1921 Silver Mercury Head Dime
The Mercury dime is a ten-cent coin struck by the United States Mint from 1916 to 1945. Designed by Adolph Weinman and also referred to as the Winged Liberty Head dime. It gained its common name as the obverse depiction of a young Liberty, identifiable by her winged Phrygian cap, was confused with the Roman god Mercury. The coin’s reverse depicts a fasces symbolizing unity and strength and an olive branch signifying peace.
By 1916, the dime, quarter, and half dollar designed by Mint Chief Engraver Charles E. Barber had been struck for 25 years and could be replaced by the Treasury without Congressional authorization. Mint officials were under the misapprehension that the designs had to be changed and held a competition among three sculptors. Weinman’s designs for the dime and half dollar were selected.

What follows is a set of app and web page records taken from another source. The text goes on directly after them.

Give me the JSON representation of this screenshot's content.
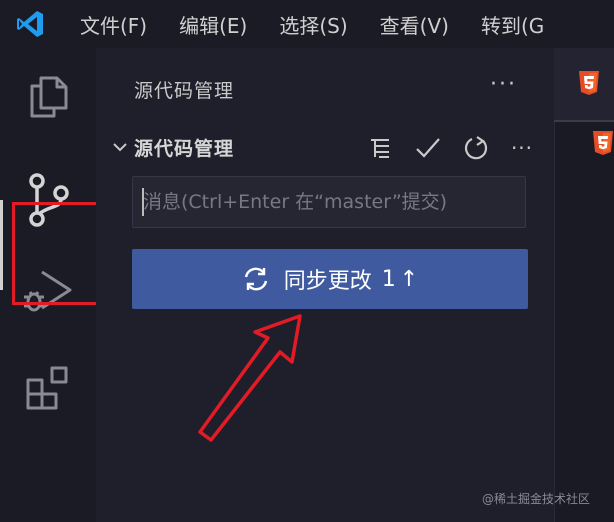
{
  "menu": {
    "items": [
      "文件(F)",
      "编辑(E)",
      "选择(S)",
      "查看(V)",
      "转到(G"
    ]
  },
  "activity_bar": {
    "items": [
      {
        "name": "explorer-icon"
      },
      {
        "name": "source-control-icon",
        "active": true,
        "highlighted": true
      },
      {
        "name": "run-debug-icon"
      },
      {
        "name": "extensions-icon"
      }
    ]
  },
  "sidebar": {
    "title": "源代码管理",
    "more_label": "···",
    "section": {
      "title": "源代码管理",
      "actions": [
        {
          "name": "view-as-tree-icon"
        },
        {
          "name": "commit-check-icon"
        },
        {
          "name": "refresh-icon"
        },
        {
          "name": "more-actions-icon"
        }
      ],
      "more_label": "···"
    },
    "commit_input": {
      "placeholder": "消息(Ctrl+Enter 在“master”提交)",
      "value": ""
    },
    "sync_button": {
      "label": "同步更改",
      "count": "1",
      "arrow": "↑"
    }
  },
  "editor": {
    "tabs": [
      {
        "icon": "html5-icon"
      },
      {
        "icon": "html5-icon"
      }
    ]
  },
  "watermark": "@稀土掘金技术社区",
  "colors": {
    "accent_button": "#3f5a9f",
    "highlight_box": "#e21b25",
    "annotation_arrow": "#e21b25",
    "html5_orange": "#e44d26",
    "vscode_blue": "#1f9cf0"
  }
}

Although the new coin’s design was admired for its beauty, the Mint made modifications to it upon learning that vending machine manufacturers were having difficulties making the new dime work in their devices. The coin continued to be minted until 1945 when the Treasury ordered that a new design featuring recently deceased president Franklin Roosevelt take its place.